“Last year there was only one big team, but now there is a varsity and junior varsity team. Last spring, the team would have also been able to have their first dance concert if it had not been for school closure,” Schreifels said.
This concert would have displayed contemporary and jazz as that is what the dance team practices during the spring semester, after dancing hip hop during the fall. Moreover, because they did not get to perform, Schreifels struggled to provide the team with that unique experience.
“There is something very special about being on stage, and being under the lights. I’m getting chills talking about it,” Schreifels said. “It breaks my heart that they didn’t get that last year when they had been working so hard.”
In order to give the dancers that unique experience, Schreifels is planning to record two to three professional dance videos. She has already purchased a 4K camera, box lights, and some blackout curtains to transform the dance studio into a performance stage. The ones that are allowed to come on to campus will be the performers while the rest of the dancers will be the directors, editors and music collaborators.
“When I told them about it they got really excited…I think that is something that is going to reignite their excitement and passion, and give them something they are working towards,” Schreifels said.
She felt it was important to do this “passion project” due to the current circumstances impacting the team drastically. Nevertheless, the dancers have struggled to keep a positive attitude with transitioning to learning dance through a screen. Not being together physically not only negatively affected their stamina or energy when they danced, but also the way they learned.
“Your peripheral vision helps you to learn because you are seeing other people doing the movement with you versus looking at a screen and trying to copy what someone is doing over zoom with the music lagging with your video lagging… It becomes this very complicated thing,” Schreifels said.
Junior Alexis Doyle, who has been dancing for almost two years mentions she also has faced the great obstacle of learning the choreography over Zoom. Unfortunately, this was not the only obstacle the team had to face.
Challenges which Schreifels had to overcome included understanding how the camera, when teaching the class virtually, would appear. It appeared opposite on video- also known as the mirror effect. This was a tremendous problem because if the dancers didn’t learn the steps on the right side the team would no longer be synchronized. This meant that Schreifels had to teach and learn the dances on both sides of her body. However, a student’s recommendation led to the team’s new helpful invention.

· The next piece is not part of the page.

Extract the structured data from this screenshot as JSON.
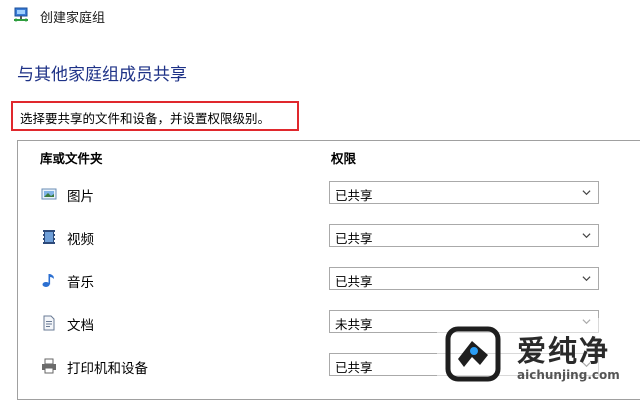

Schreifels now wears a “weird rainbow glove” on one hand to help her students differentiate in between the right and left hand movements, to better learn the choreography.
Although this pandemic has forced the team to learn differently and at a slower pace, they still appreciate dancing and treasure their team more than ever.
“It’s the one class I have where everyone turns on their cameras because I feel like everyone is comfortable there,” junior Melissa Blass said. “It’s like another support system in your life and it keeps you going … We are very much like a family, we are always laughing.”
Blass has been especially enjoying being a part of the dance team. Like Blass, others on the dance team are grateful that they have the time to dance and to distance themselves from the stress that the majority of students are feeling right now.
“I think it’s important to keep the dance team through distance learning because I know for a fact that a lot of people are struggling right now due to this pandemic…But when I dance, it makes me forget about everything and it’s my passion and I’m sure many of the dancers feel that way too,” Doyle said.